- WHAT YOU ARE ASKED TO DO -
Copy each line of the material below that includes the string "Image".

- TASK MATERIAL -
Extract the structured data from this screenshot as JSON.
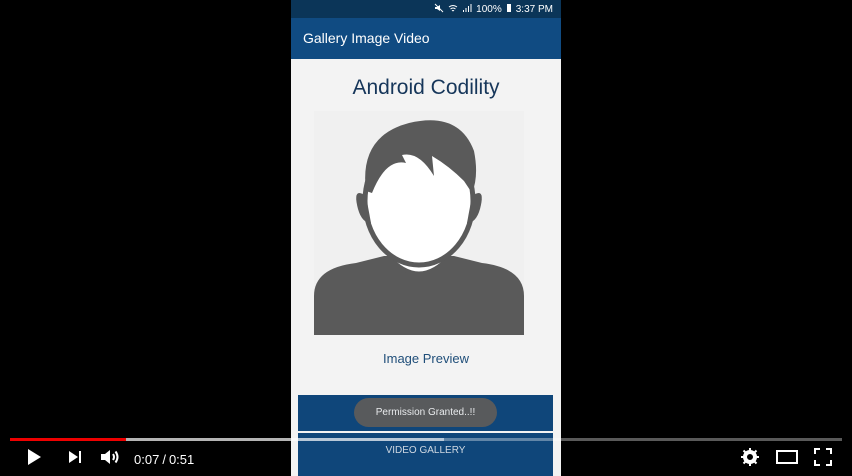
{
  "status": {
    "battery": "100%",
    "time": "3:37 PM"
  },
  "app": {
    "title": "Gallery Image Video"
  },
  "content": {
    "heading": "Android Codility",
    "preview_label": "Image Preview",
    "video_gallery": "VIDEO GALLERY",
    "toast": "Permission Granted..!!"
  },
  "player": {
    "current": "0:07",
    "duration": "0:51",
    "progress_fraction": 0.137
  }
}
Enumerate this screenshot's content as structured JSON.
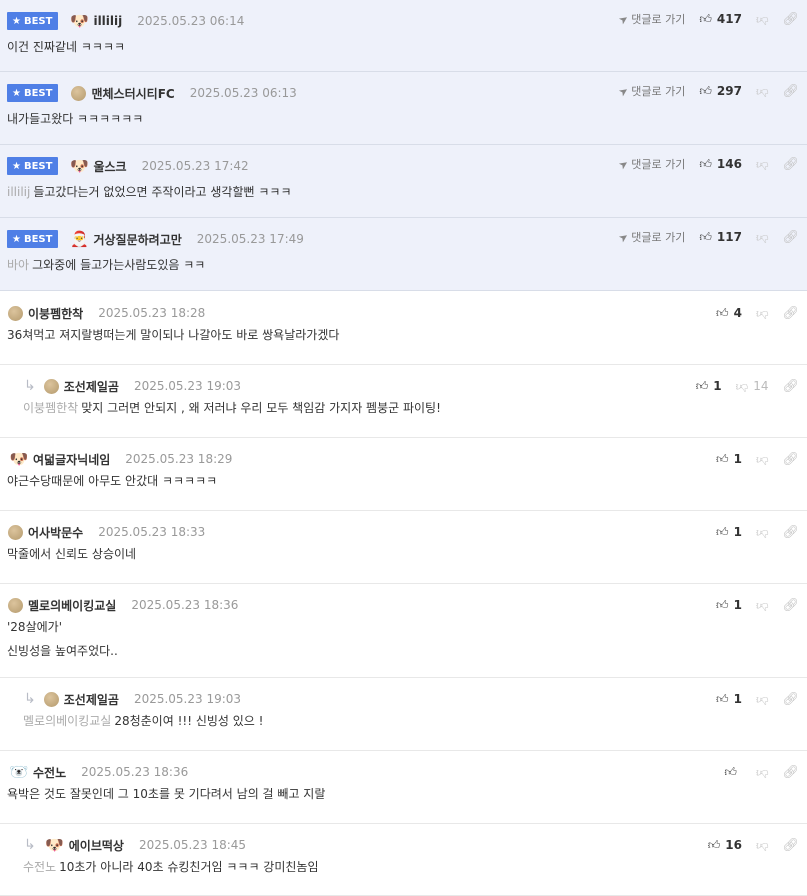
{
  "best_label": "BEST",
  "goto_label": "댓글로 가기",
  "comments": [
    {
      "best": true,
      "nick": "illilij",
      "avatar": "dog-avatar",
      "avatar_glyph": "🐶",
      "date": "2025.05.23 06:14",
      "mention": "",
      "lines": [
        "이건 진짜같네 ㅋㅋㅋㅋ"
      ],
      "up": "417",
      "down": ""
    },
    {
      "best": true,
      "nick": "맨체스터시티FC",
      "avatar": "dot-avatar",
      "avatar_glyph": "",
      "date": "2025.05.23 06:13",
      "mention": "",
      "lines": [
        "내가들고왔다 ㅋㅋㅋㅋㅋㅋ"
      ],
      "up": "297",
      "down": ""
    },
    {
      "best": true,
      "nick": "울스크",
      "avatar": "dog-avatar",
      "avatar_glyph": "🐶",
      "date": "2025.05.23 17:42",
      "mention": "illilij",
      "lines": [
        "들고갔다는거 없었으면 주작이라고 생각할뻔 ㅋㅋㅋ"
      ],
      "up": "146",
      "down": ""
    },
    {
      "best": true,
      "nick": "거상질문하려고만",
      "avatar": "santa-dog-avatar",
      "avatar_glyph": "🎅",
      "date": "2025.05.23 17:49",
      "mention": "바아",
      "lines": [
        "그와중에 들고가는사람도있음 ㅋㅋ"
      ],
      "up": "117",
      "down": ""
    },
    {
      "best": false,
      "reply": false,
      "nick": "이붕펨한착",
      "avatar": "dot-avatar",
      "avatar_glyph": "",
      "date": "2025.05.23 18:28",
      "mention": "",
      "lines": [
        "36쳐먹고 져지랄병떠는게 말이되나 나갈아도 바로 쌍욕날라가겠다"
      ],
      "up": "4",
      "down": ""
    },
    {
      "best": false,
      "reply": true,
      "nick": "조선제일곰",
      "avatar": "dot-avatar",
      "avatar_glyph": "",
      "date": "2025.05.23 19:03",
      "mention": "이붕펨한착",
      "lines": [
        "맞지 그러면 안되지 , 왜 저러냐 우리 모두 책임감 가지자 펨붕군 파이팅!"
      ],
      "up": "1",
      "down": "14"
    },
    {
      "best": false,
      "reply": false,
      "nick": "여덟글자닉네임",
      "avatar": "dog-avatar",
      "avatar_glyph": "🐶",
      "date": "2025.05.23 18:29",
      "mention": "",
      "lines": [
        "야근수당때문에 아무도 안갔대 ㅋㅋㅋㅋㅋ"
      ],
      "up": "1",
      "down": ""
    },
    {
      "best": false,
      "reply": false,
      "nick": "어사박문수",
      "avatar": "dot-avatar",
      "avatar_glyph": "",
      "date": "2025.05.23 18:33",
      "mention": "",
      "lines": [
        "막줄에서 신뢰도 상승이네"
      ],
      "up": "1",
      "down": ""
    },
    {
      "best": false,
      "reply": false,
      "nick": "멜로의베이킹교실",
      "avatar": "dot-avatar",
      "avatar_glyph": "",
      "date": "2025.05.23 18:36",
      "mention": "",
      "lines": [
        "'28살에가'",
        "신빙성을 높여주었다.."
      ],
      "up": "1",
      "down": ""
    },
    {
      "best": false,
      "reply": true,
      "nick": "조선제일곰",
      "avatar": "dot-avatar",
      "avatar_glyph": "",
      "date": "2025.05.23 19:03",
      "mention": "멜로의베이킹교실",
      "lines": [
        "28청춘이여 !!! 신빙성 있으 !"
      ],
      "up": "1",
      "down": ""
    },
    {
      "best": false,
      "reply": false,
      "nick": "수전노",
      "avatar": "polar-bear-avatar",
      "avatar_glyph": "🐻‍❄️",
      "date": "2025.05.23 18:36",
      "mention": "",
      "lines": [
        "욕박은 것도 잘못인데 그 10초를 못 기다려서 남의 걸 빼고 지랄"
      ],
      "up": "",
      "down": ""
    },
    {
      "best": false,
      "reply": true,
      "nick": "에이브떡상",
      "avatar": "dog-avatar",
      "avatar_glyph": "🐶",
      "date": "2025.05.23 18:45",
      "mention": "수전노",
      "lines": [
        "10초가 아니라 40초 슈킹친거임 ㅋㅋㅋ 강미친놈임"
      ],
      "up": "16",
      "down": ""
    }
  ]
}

- TASK RESULT -
    "title": "Gallery Image Video"
    "preview_label": "Image Preview",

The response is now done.